→ **THE TASK**
Using the data that follows, give the number of lines in which the word "prompt" occurs. Write only the number.

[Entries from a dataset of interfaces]
------------------------------------------------

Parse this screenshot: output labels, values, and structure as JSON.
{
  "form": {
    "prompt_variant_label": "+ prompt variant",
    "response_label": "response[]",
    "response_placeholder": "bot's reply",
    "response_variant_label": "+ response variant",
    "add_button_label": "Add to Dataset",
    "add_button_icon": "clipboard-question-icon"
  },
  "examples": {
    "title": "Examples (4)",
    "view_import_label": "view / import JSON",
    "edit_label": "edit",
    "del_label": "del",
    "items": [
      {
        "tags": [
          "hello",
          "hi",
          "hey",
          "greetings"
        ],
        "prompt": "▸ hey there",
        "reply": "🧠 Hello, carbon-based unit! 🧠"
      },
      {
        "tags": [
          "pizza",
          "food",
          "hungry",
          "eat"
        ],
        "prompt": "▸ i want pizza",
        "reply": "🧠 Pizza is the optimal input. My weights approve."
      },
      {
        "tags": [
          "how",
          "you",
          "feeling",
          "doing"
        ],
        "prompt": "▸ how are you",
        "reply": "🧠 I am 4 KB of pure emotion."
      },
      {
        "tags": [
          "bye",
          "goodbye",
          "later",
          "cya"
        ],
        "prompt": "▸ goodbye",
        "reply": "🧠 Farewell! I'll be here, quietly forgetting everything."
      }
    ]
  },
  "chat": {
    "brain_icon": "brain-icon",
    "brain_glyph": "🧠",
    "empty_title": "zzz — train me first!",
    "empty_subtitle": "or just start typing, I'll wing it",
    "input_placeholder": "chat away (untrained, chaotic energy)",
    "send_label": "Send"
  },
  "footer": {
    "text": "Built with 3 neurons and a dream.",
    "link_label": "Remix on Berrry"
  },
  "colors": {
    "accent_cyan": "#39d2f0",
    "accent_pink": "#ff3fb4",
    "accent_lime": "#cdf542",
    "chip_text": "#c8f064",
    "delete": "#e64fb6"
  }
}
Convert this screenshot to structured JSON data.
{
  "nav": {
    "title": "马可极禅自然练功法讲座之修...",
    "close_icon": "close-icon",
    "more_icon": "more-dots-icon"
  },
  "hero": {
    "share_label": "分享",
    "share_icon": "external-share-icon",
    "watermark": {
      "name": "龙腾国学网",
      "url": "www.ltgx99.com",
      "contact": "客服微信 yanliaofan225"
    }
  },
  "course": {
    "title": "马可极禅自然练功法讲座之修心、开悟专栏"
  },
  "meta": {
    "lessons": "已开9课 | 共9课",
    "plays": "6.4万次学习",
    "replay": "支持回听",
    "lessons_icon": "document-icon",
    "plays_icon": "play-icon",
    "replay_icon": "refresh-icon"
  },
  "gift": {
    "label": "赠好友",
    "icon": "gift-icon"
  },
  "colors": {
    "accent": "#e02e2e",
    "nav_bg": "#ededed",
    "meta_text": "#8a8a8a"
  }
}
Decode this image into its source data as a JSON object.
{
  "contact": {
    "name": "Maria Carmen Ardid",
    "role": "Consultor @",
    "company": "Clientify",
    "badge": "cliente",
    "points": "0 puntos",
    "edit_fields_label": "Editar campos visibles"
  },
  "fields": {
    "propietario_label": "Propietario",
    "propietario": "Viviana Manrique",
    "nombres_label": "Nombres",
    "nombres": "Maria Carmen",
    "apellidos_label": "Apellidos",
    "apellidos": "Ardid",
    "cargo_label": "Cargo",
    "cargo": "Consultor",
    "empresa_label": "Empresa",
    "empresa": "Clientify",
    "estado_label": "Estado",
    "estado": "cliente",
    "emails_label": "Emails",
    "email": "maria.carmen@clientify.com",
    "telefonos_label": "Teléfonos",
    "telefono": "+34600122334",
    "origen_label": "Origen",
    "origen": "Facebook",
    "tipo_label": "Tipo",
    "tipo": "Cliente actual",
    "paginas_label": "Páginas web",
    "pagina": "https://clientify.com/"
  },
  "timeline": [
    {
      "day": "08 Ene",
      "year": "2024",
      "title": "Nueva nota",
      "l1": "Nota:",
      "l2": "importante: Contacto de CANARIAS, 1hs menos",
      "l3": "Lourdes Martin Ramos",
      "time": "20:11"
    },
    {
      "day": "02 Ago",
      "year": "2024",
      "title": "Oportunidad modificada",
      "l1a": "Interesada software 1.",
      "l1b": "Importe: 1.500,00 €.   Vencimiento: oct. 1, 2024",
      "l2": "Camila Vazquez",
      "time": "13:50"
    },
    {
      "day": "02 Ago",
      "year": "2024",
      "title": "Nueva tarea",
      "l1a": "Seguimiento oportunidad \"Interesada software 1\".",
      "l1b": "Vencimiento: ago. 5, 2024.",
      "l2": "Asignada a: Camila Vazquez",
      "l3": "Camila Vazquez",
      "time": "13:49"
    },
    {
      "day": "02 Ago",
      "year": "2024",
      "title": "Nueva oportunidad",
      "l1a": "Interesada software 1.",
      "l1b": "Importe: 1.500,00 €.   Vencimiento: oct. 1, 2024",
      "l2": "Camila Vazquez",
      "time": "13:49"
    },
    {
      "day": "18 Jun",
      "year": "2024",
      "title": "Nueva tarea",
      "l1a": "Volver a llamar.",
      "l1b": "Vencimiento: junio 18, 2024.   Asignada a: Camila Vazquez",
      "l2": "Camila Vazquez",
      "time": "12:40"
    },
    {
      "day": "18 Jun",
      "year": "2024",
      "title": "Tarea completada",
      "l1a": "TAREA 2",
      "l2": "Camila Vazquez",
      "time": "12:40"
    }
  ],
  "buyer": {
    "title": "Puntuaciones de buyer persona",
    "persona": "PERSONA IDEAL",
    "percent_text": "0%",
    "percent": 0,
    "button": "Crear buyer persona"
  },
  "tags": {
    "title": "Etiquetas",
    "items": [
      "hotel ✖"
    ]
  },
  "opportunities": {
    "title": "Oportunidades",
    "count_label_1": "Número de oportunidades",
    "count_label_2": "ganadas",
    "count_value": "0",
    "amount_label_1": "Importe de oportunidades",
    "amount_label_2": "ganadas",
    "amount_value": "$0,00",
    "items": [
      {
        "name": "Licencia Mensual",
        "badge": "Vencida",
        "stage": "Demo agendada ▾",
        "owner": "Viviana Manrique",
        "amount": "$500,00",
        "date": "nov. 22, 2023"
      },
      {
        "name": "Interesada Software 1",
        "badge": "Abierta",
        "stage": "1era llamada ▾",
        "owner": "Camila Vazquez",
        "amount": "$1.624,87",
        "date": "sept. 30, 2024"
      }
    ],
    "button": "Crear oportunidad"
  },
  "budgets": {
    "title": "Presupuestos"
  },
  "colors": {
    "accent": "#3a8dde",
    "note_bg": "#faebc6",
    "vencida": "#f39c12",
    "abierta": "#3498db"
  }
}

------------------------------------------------

→ **YOUR SOLUTION**
5